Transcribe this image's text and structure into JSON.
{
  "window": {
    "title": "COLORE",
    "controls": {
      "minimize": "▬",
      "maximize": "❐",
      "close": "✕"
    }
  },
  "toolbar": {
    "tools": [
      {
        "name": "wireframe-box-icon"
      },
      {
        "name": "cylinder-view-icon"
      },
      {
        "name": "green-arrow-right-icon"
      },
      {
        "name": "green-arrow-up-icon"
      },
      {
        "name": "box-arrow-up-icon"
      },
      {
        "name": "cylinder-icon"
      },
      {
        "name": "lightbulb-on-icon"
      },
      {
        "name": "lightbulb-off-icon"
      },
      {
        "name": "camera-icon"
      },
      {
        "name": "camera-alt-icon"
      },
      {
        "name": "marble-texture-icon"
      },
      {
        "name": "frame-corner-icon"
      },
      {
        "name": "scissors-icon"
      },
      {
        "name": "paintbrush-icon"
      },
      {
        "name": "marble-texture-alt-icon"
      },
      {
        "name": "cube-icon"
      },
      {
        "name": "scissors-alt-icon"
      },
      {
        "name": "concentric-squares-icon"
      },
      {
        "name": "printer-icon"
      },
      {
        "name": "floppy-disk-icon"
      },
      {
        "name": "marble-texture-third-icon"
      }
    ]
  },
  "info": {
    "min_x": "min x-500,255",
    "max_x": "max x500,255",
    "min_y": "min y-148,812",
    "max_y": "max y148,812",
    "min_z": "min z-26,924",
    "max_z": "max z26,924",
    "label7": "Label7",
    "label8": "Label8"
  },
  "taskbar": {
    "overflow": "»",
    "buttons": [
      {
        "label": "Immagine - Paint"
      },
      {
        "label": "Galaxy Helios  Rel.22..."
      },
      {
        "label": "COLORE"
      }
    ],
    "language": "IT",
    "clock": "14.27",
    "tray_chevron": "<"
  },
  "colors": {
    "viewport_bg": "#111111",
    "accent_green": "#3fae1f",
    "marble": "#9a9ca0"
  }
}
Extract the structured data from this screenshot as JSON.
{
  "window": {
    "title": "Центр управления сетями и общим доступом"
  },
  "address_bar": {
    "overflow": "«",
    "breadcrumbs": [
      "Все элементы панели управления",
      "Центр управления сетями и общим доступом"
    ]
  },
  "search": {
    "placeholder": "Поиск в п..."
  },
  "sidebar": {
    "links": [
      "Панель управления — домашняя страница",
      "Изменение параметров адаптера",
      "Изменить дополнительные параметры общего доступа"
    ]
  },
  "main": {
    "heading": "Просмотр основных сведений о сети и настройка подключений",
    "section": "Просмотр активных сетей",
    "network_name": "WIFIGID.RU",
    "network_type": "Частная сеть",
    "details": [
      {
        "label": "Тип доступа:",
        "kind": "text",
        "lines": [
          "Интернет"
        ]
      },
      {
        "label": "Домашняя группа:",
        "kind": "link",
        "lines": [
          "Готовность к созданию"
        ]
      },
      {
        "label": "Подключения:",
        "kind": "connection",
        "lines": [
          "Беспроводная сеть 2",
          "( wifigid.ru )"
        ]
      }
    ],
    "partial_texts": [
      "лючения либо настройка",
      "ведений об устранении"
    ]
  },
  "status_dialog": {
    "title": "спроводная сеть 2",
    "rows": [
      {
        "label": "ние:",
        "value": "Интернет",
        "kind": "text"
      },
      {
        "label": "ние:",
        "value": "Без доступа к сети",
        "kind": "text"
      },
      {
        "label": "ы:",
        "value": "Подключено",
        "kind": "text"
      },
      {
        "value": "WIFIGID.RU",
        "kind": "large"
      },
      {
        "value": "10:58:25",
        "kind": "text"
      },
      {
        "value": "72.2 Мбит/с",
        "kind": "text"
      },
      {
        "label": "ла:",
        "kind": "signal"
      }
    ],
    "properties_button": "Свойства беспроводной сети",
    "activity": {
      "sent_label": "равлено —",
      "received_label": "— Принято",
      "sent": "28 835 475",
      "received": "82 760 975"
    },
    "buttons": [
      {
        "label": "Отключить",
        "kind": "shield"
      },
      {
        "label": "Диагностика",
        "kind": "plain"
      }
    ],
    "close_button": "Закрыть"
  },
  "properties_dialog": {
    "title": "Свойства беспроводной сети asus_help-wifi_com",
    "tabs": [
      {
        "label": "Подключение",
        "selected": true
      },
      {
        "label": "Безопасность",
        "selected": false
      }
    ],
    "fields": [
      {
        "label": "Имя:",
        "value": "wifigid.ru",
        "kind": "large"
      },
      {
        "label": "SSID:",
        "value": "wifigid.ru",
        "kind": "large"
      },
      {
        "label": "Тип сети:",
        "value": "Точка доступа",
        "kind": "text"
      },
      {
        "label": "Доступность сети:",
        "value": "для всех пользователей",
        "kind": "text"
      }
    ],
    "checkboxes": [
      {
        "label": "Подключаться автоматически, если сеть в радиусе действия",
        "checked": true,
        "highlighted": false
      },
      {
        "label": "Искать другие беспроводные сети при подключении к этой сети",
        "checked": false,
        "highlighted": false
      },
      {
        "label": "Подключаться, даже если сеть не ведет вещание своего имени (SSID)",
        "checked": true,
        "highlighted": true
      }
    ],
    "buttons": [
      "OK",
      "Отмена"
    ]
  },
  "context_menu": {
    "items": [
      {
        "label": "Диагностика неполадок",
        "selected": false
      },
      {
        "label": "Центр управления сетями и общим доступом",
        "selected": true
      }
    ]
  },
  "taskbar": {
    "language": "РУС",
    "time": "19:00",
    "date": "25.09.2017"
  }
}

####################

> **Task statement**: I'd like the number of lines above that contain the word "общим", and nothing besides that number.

> **Result of this exercise**: 3